A brand-new qualification looks great for your employee, but with it they may begin to look elsewhere. This is perfectly natural and shouldn’t discourage you from investing in their future. The easiest way to retain them within your business is to reward their efforts to learn.
Ideally, you’ll have a new job in mind for this employee when they complete the relevant qualifications. This will come with its own rewards, but you can emphasise this to create a better culture for all employees.
Showing that the company is open to upskilling and progression helps to retain your members of staff. If they believe that they can gain qualifications and better prospects within the company, there’s no need to apply elsewhere.
As an employee comes close to reaching a goal or completing a qualification, it’s time to think about what comes next. Identifying more areas for them to grow is a must, as they should continue to be challenged longer term. If their development becomes stagnant then they become less engaged with their job.
Many of these qualifications are tiered, so completing one will allow the employee to move to a more advanced level for the next. This can culminate in a high-level professional qualification, benefitting both the employee and the workplace.
Create New Roles
Naturally, some of these newly trained employees will fall into positions vacated by other staff members but others may not. You still want to be able to reward employees that have undertaken training in the form of new job roles and responsibilities.
This calls back to how closely the employee, the overall organisation and HR are aligned. If you suddenly have too many over skilled workers, you can’t possibly hope to create a new position for them all!
For this reason, you want to carefully monitor the number of staff that have been selected for training and the number that have left the business. Where possible, create new roles to utilise the skills that these employees have learned.
Finally, you should check that these qualifications, coaching and talent planning are all useful for the employee. During an annual review or even an exit interview, you can pick their brains about what is most helpful for them in their role.
This could highlight an area in which further training is needed or where more time should be allocated for personal development.
The role of talent planning within HR will no doubt continue to skyrocket. Companies are valuing their existing employees further and providing them with the training they require to reach the next level of their career.

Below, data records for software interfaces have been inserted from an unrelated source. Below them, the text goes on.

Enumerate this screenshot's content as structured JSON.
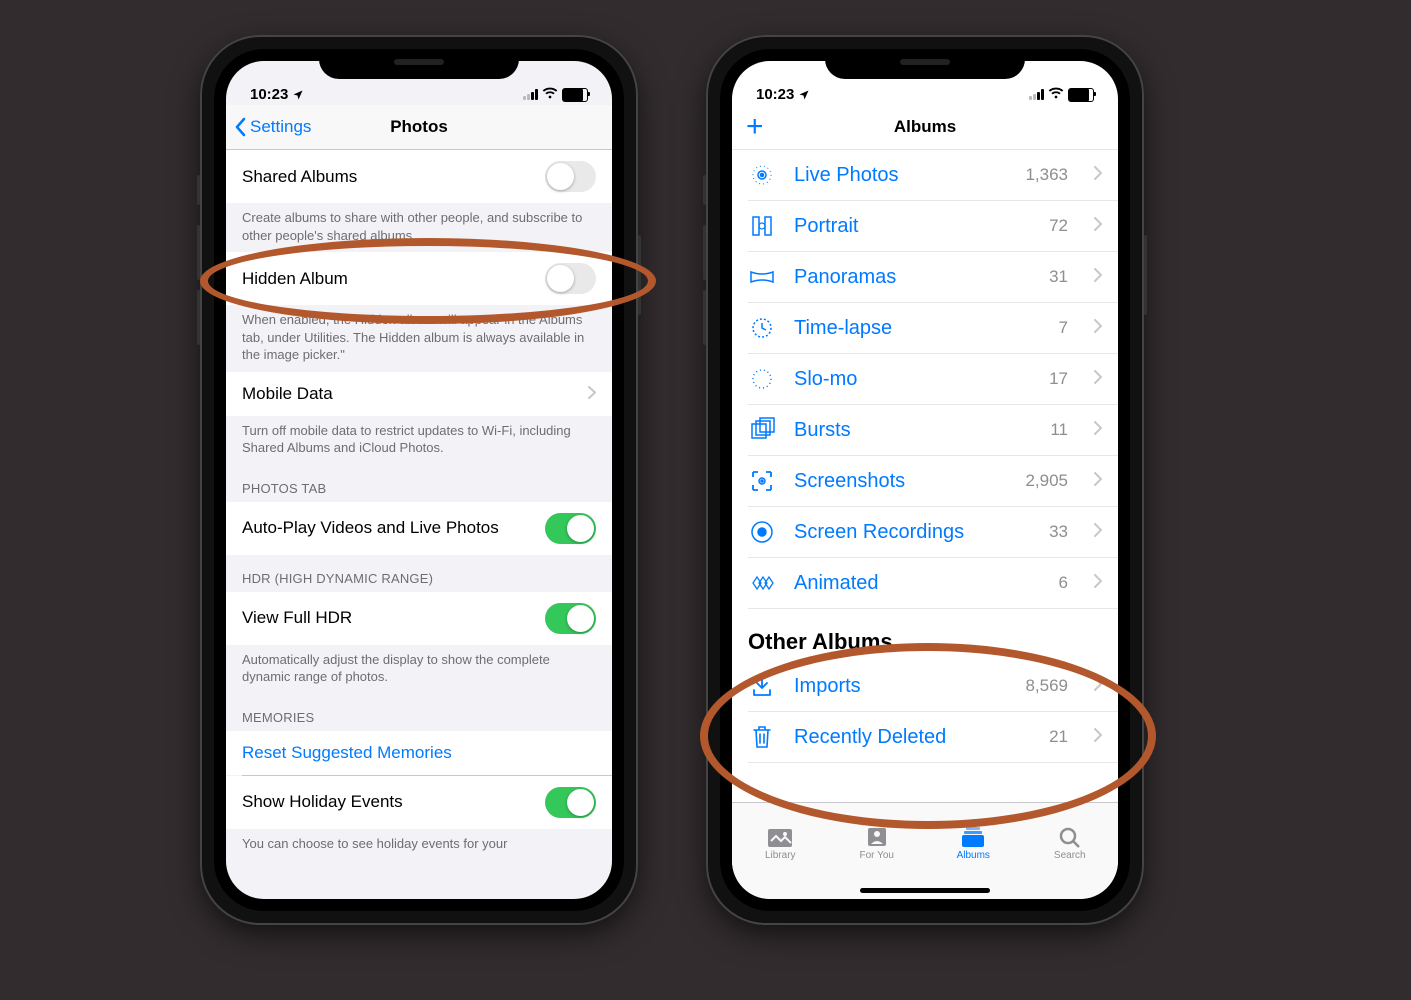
{
  "status": {
    "time": "10:23",
    "location_icon": "location-arrow"
  },
  "settings": {
    "back_label": "Settings",
    "title": "Photos",
    "rows": {
      "shared_albums_label": "Shared Albums",
      "shared_albums_on": false,
      "shared_albums_caption": "Create albums to share with other people, and subscribe to other people's shared albums.",
      "hidden_album_label": "Hidden Album",
      "hidden_album_on": false,
      "hidden_album_caption": "When enabled, the Hidden album will appear in the Albums tab, under Utilities. The Hidden album is always available in the image picker.\"",
      "mobile_data_label": "Mobile Data",
      "mobile_data_caption": "Turn off mobile data to restrict updates to Wi-Fi, including Shared Albums and iCloud Photos.",
      "section_photos_tab": "PHOTOS TAB",
      "autoplay_label": "Auto-Play Videos and Live Photos",
      "autoplay_on": true,
      "section_hdr": "HDR (HIGH DYNAMIC RANGE)",
      "hdr_label": "View Full HDR",
      "hdr_on": true,
      "hdr_caption": "Automatically adjust the display to show the complete dynamic range of photos.",
      "section_memories": "MEMORIES",
      "reset_memories_label": "Reset Suggested Memories",
      "holiday_label": "Show Holiday Events",
      "holiday_on": true,
      "holiday_caption": "You can choose to see holiday events for your"
    }
  },
  "albums": {
    "title": "Albums",
    "media_types": [
      {
        "icon": "live-photos",
        "name": "Live Photos",
        "count": "1,363"
      },
      {
        "icon": "portrait",
        "name": "Portrait",
        "count": "72"
      },
      {
        "icon": "panoramas",
        "name": "Panoramas",
        "count": "31"
      },
      {
        "icon": "time-lapse",
        "name": "Time-lapse",
        "count": "7"
      },
      {
        "icon": "slo-mo",
        "name": "Slo-mo",
        "count": "17"
      },
      {
        "icon": "bursts",
        "name": "Bursts",
        "count": "11"
      },
      {
        "icon": "screenshots",
        "name": "Screenshots",
        "count": "2,905"
      },
      {
        "icon": "screen-recordings",
        "name": "Screen Recordings",
        "count": "33"
      },
      {
        "icon": "animated",
        "name": "Animated",
        "count": "6"
      }
    ],
    "other_section_title": "Other Albums",
    "other_albums": [
      {
        "icon": "imports",
        "name": "Imports",
        "count": "8,569"
      },
      {
        "icon": "recently-deleted",
        "name": "Recently Deleted",
        "count": "21"
      }
    ],
    "tabs": [
      {
        "id": "library",
        "label": "Library",
        "active": false
      },
      {
        "id": "for-you",
        "label": "For You",
        "active": false
      },
      {
        "id": "albums",
        "label": "Albums",
        "active": true
      },
      {
        "id": "search",
        "label": "Search",
        "active": false
      }
    ]
  }
}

If you’re not currently placing an emphasis on this, then it’s time to lay these plans for the future.